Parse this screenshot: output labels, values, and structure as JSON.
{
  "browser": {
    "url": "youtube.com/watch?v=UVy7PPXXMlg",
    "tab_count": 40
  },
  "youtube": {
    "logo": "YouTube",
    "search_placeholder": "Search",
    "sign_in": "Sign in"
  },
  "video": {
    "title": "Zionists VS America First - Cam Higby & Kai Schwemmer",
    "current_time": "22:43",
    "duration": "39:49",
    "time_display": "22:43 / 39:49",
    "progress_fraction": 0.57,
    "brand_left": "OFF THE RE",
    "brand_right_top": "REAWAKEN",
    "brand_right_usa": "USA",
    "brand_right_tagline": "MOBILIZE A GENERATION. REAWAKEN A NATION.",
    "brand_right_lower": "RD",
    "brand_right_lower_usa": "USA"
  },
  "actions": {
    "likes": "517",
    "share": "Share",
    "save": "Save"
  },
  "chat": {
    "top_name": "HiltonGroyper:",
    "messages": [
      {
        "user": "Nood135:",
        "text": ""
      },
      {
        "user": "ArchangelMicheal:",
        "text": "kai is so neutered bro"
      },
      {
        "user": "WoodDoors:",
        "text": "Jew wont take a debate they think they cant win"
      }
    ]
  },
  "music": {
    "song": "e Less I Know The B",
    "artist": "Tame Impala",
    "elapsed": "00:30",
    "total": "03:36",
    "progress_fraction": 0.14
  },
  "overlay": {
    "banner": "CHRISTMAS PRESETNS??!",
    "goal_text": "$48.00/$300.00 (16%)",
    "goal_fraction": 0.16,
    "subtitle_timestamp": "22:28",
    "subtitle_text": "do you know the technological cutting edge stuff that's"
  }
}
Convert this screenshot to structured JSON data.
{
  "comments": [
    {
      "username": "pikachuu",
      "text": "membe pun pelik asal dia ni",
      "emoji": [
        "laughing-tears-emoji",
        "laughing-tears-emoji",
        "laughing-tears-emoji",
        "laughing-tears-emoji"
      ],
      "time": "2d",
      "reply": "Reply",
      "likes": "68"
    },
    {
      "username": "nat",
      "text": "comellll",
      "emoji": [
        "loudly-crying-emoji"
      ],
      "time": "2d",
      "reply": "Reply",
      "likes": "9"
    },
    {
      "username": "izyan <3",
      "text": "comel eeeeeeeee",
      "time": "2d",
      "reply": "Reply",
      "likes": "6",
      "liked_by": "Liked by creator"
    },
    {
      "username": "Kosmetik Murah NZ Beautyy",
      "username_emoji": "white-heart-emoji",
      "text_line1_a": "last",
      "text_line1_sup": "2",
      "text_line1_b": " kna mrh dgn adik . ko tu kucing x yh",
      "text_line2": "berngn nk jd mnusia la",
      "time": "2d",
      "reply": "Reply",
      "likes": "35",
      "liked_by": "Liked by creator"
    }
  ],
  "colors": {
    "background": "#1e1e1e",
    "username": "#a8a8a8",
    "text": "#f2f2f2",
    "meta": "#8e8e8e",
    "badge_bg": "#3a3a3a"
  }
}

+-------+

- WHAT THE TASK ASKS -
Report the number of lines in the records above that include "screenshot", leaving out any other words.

- PROBLEM SOLUTION -
2